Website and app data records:

◆ ◆ ◆ ◆ ◆

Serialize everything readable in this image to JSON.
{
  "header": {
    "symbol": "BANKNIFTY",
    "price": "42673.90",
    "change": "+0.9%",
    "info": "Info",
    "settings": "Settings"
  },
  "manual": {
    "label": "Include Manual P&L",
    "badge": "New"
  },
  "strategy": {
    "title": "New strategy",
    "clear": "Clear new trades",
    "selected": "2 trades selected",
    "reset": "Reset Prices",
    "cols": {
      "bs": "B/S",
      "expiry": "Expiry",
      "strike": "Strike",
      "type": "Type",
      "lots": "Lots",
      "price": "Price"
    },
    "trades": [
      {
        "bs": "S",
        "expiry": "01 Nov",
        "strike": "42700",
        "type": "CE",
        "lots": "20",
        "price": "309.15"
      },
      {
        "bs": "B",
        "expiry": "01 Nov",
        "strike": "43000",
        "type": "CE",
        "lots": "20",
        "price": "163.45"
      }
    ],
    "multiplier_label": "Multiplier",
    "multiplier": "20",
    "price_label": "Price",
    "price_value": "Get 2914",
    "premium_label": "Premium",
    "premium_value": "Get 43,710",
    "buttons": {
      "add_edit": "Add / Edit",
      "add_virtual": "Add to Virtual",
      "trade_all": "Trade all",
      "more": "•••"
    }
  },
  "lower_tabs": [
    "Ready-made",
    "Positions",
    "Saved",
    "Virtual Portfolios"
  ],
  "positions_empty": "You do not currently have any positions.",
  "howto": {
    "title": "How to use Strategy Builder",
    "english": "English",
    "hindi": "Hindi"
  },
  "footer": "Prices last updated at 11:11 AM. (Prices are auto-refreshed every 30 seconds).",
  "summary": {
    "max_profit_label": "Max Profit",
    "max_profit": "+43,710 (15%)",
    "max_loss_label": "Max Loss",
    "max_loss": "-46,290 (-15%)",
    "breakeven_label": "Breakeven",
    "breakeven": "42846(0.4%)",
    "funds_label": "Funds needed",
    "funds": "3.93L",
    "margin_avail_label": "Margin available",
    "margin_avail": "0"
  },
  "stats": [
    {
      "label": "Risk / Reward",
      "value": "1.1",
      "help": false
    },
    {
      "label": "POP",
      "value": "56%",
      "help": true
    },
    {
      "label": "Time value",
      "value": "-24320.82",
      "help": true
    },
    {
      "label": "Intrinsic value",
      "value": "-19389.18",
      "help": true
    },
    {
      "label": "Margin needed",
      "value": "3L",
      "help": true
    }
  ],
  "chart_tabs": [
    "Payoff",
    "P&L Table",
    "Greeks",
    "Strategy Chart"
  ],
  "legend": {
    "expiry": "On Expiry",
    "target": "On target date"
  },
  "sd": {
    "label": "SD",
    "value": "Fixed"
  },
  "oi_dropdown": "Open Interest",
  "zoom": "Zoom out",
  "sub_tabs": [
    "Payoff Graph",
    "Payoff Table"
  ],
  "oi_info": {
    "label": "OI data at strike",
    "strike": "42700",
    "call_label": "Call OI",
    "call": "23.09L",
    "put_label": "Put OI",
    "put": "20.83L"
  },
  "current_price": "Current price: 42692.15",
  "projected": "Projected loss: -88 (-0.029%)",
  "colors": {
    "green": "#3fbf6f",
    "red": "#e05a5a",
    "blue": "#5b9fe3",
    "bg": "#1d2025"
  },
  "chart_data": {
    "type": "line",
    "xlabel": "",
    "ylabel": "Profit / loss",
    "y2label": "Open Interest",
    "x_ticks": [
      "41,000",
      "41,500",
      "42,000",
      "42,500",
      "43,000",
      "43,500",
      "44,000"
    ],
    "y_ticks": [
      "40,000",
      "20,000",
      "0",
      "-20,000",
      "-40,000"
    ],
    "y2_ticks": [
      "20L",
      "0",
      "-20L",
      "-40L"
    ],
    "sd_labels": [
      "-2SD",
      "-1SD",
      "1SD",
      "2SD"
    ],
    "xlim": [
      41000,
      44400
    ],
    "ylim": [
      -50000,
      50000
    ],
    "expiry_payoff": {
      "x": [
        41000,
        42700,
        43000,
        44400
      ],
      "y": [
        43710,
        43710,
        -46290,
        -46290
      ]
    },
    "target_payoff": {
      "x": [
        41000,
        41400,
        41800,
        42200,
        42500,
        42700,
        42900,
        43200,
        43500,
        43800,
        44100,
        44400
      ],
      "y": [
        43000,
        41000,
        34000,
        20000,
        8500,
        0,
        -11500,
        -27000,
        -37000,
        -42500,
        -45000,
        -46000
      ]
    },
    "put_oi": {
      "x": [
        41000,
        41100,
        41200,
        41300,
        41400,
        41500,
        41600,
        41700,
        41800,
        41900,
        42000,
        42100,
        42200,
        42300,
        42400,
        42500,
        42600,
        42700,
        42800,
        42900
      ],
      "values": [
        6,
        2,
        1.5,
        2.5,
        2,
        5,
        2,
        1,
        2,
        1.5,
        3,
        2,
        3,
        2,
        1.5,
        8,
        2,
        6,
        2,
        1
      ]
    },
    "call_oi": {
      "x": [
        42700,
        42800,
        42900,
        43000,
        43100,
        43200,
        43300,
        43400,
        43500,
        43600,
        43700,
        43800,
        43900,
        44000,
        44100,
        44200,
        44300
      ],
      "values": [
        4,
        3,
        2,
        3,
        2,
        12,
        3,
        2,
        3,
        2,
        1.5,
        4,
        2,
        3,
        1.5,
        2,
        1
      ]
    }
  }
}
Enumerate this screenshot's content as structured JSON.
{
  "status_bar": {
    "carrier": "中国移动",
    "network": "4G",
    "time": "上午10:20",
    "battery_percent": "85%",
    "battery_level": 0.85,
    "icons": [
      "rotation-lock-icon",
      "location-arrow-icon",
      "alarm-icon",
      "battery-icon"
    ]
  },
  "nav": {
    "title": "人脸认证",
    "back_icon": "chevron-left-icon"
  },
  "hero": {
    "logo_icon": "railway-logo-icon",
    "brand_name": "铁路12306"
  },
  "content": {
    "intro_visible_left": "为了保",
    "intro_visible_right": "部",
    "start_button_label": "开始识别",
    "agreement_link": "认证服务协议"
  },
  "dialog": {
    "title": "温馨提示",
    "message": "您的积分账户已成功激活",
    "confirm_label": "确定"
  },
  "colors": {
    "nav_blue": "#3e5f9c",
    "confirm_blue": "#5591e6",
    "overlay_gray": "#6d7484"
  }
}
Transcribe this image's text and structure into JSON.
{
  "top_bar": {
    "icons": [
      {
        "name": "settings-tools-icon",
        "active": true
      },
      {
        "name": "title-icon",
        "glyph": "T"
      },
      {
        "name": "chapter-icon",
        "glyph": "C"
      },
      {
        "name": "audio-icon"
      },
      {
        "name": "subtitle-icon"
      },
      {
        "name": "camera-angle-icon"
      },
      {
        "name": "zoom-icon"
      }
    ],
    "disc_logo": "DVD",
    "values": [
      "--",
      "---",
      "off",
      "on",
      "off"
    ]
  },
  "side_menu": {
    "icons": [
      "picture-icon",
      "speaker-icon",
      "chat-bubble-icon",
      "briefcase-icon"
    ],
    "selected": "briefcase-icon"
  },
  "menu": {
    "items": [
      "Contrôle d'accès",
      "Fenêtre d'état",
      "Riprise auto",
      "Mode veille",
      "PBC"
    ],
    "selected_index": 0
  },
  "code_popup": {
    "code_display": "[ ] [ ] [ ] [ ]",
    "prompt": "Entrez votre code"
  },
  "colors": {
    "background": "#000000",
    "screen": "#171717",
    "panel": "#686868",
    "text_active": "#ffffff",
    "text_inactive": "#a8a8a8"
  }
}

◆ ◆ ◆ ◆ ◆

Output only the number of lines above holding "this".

3